In Business and Market news…
NOBILITY HOMES announced sales and earnings results Tuesday for its third quarter ended July 31. Sales for the third quarter of 2010 were up 41 percent to $4,351,040 as compared to $3,082,551 recorded in third quarter of 2009. Income from operations for the third quarter of 2010 was $27,229 versus loss of $299,019 in the same period a year ago. Net loss after taxes was $132,546 as compared to income of $21,862 for the same period last year. The company reported for the first nine months of fiscal 2010, sales were up 26 percent to $11,352,443 as compared to sales of $9,032,850 in the first nine months of 2009. Loss from operations for the first nine months of 2010 was $621,292 versus loss of $1,703,084 in the first nine months of 2009. Nobility says its financial position during third quarter of 2010 remains strong with cash and cash equivalents, short and long-term investments of $10,460,210 and no outstanding debt. “Sales and operations for the third quarter of 2010, were adversely impacted by our country’s severe economic uncertainty and the low manufactured housing shipments in Florida, plus the overall weakness in Florida and the nation’s housing market,” company president Terry Trexler stated. “Lack of retail and wholesale financing, increasing unemployment and home foreclosures, slow sales of existing site-built homes, very low consumer confidence and a poor economic outlook for the U.S. economy are just a few of the challenges our country, our industry, and the company faced.”
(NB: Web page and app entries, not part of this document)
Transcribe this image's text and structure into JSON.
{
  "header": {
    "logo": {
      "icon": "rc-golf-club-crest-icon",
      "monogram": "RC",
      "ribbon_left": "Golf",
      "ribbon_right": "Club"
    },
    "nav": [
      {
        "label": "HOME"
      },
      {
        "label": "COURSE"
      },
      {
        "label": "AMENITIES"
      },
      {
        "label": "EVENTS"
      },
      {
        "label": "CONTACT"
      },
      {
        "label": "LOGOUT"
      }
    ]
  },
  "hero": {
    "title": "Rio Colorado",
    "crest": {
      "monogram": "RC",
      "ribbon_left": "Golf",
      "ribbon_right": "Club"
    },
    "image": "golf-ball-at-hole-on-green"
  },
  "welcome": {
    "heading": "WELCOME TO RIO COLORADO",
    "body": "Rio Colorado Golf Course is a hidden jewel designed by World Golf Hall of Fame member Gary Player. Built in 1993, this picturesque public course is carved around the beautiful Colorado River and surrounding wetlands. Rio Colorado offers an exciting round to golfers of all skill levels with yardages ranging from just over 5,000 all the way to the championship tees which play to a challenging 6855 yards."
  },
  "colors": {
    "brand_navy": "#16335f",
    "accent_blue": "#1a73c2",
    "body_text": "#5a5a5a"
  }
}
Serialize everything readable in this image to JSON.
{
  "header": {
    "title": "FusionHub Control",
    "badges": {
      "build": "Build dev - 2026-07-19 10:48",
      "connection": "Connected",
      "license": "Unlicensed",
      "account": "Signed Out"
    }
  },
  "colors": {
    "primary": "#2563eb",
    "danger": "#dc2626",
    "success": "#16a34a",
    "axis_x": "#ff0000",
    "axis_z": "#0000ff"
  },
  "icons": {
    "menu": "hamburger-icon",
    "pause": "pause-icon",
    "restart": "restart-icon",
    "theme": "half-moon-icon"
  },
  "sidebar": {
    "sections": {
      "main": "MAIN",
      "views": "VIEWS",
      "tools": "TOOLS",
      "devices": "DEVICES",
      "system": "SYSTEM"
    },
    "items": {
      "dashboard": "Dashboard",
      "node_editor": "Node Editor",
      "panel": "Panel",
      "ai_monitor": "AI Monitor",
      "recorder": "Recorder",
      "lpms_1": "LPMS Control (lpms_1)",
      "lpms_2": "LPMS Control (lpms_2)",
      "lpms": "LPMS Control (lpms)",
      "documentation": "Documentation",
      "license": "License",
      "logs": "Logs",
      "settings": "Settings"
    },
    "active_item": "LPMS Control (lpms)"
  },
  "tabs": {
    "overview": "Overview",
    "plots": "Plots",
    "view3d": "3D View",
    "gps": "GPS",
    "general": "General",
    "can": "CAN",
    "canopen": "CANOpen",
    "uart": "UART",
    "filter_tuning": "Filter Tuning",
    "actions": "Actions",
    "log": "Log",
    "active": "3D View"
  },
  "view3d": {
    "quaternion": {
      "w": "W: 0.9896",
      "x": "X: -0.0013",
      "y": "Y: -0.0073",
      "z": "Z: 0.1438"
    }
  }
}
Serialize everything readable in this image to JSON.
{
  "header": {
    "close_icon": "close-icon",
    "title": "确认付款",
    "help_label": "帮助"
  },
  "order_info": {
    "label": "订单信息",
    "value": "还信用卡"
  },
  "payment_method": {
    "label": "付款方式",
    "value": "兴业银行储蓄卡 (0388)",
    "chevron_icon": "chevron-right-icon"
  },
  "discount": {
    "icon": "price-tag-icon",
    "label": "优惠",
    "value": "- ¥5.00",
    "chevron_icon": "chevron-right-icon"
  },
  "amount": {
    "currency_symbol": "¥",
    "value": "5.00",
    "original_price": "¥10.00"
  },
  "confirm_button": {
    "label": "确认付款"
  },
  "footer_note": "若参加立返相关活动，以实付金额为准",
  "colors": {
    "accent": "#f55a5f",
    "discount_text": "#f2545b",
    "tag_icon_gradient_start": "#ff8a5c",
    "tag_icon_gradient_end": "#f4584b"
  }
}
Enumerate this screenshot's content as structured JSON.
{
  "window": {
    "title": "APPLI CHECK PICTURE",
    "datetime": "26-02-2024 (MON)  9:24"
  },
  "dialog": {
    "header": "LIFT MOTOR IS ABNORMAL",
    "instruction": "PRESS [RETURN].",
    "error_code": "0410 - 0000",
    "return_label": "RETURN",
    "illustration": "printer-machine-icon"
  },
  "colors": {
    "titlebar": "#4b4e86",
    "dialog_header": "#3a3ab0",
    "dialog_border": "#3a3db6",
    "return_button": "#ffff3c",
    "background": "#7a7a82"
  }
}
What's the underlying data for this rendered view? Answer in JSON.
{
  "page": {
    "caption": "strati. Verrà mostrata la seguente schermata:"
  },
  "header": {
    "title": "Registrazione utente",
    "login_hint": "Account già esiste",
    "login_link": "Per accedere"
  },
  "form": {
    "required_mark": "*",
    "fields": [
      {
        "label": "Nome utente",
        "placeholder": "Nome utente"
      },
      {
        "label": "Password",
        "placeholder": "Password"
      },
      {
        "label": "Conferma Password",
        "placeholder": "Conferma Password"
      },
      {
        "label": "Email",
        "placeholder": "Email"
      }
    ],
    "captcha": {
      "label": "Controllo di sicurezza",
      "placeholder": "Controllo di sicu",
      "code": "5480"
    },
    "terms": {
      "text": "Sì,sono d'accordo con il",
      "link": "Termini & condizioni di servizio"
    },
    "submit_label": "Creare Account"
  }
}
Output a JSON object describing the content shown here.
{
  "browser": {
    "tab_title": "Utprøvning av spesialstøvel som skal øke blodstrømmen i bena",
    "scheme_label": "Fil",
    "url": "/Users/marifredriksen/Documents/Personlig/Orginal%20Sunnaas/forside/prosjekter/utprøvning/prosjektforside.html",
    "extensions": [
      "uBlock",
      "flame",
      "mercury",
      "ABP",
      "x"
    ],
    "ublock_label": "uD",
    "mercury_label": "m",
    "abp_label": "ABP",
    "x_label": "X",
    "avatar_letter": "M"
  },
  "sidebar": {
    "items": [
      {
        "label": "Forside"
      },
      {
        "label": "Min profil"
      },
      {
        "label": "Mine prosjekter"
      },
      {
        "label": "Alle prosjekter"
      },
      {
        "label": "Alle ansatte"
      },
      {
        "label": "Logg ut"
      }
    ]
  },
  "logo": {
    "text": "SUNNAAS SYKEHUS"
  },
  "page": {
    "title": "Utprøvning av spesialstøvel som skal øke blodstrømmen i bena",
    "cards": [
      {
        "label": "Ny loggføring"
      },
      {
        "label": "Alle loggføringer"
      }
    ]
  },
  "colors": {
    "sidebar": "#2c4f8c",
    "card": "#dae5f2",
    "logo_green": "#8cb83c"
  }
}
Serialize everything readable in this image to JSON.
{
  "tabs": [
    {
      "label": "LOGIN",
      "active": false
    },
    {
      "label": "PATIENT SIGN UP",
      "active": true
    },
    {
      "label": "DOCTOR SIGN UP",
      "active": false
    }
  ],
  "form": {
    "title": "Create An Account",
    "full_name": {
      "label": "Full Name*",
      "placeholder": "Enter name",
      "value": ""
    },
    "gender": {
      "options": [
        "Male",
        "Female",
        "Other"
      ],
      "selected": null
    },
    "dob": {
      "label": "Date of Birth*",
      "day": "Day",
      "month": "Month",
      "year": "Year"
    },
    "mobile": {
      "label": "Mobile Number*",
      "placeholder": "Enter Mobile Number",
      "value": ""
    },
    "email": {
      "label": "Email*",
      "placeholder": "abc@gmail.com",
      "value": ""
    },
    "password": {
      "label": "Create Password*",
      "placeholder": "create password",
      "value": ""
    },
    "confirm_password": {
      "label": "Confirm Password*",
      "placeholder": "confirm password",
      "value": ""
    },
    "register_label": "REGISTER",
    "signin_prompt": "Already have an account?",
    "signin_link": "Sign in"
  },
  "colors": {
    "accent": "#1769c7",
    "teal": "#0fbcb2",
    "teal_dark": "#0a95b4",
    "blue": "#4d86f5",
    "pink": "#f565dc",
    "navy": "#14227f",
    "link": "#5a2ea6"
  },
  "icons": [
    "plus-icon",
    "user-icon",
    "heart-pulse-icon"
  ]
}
Although the overall housing picture, financial market and economy have not improved significantly during the past nine months and the immediate outlook for the manufactured housing industry in Florida and the nation is uncertain, the long-term demographic trends still favor future growth in the Florida market area Nobility Homes serves. Job formation, immigration growth and migration trends, plus consumers returning to more affordable housing should favor Florida. Nobility Homes, Inc. has specialized for 44 years in the design and production of quality, affordable manufactured homes at its plant located in central Florida.
STOCKS WERE HIGHER for most of the Tuesday trading day, but closed down 17 points with financial share declines overwhelming technology share increases. The manufactured housing composite value was down half of one percent. Publicly traded manufactured home stocks also declined. Palm Harbor Homes being was a notable exception, gaining more than three percent. Nearing the September 30 end of the fiscal year, UMH Properties, Sun Communities, Skyline Corp., Equity Lifestyle Properties, Deer Valley and the Barnes Group are currently showing gains.
FINALLY, it was brought to our attention that the FHFA web site lists only 465 responses to a proposed rule on Duty to Serve, not the “more than 1,000” reported by MHMSM.com. While 465 responses are listed on the FHFA web site, many of the links provided contain multiple letters, with several individual links containing more than 100 letters. FHFA has not as of yet responded to our request for an actual count of individual responses, but a rough calculation indicates there may have been well over 1,000 responses. The responses were solicited by a coalition outreach effort by MHMSM.com, MHI, MHARR, Hometown America, American Land Lease and Captive Finance News.
“On behalf of Production and IT Manager Bob Stovall, Editor L.A. ‘Tony’ Kovach, Associate Editor Catherine Frenzel, INdustry in Focus reporter Eric Miller, and the entire MHMSM.com writing and support team, this is Erin Patla. G’day!”